Some evocative names swirl around a scenic road in southern Utah. The men who built it called it The Poison Road; its craggy terrain is known as desert slickrock; it is surrounded by the Box-Death Hollow wilderness area; and it winds around a town called Salt Gulch. The road’s name is most evocative of all: Hell’s Backbone.
There are two roads between the towns of Boulder and Escalante, Utah. One, a lovely route over Scenic Byway 12, is paved. The other, Hell’s Backbone, is most certainly not. Both roads were built in the early 1930s by the Civilian Conservation Corps (the CCC), the construction and public works arm of the Works Projects Administration (the WPA). Before 1933 there were no automobile routes to Boulder or between the two towns, there were only wagon routes and mule trails. When the CCC was formed under the WPA, the two towns asked for funding to bring them into the 20th century. They got it, starting with a gravel road along the ridge called Hells’ Backbone. Given the sheer drop along some stretches, it was the CCC crews who dubbed it the Poison Road – one false step, and down you go.

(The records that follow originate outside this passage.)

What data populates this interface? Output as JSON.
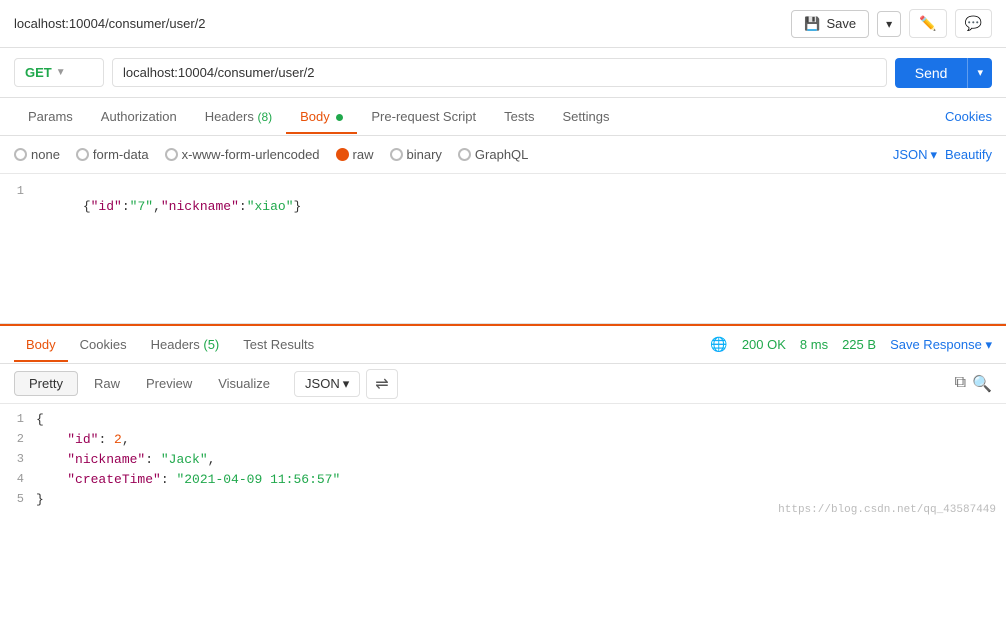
{
  "topbar": {
    "url": "localhost:10004/consumer/user/2",
    "save_label": "Save"
  },
  "request": {
    "method": "GET",
    "url": "localhost:10004/consumer/user/2",
    "send_label": "Send"
  },
  "tabs": {
    "params": "Params",
    "authorization": "Authorization",
    "headers": "Headers",
    "headers_count": "(8)",
    "body": "Body",
    "prerequest": "Pre-request Script",
    "tests": "Tests",
    "settings": "Settings",
    "cookies": "Cookies"
  },
  "body_types": {
    "none": "none",
    "form_data": "form-data",
    "urlencoded": "x-www-form-urlencoded",
    "raw": "raw",
    "binary": "binary",
    "graphql": "GraphQL",
    "json": "JSON",
    "beautify": "Beautify"
  },
  "request_body": {
    "line1": "{\"id\":\"7\",\"nickname\":\"xiao\"}"
  },
  "response": {
    "tabs": {
      "body": "Body",
      "cookies": "Cookies",
      "headers": "Headers",
      "headers_count": "(5)",
      "test_results": "Test Results"
    },
    "status": "200 OK",
    "time": "8 ms",
    "size": "225 B",
    "save_response": "Save Response",
    "formats": {
      "pretty": "Pretty",
      "raw": "Raw",
      "preview": "Preview",
      "visualize": "Visualize",
      "json": "JSON"
    },
    "lines": [
      {
        "num": 1,
        "content": "{"
      },
      {
        "num": 2,
        "content": "    \"id\": 2,"
      },
      {
        "num": 3,
        "content": "    \"nickname\": \"Jack\","
      },
      {
        "num": 4,
        "content": "    \"createTime\": \"2021-04-09 11:56:57\""
      },
      {
        "num": 5,
        "content": "}"
      }
    ],
    "watermark": "https://blog.csdn.net/qq_43587449"
  }
}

It only took the CCC a couple of years to complete Hell’s Backbone Road, which is still gravel today. It took a few more years to complete the paved road, which was finished by 1940. It is still the smooth, all-weather route between Boulder and Escalante. Both roads boast ridiculously beautiful western scenery, but only one has a bridge that can make an acrophobic’s heart skip a beat.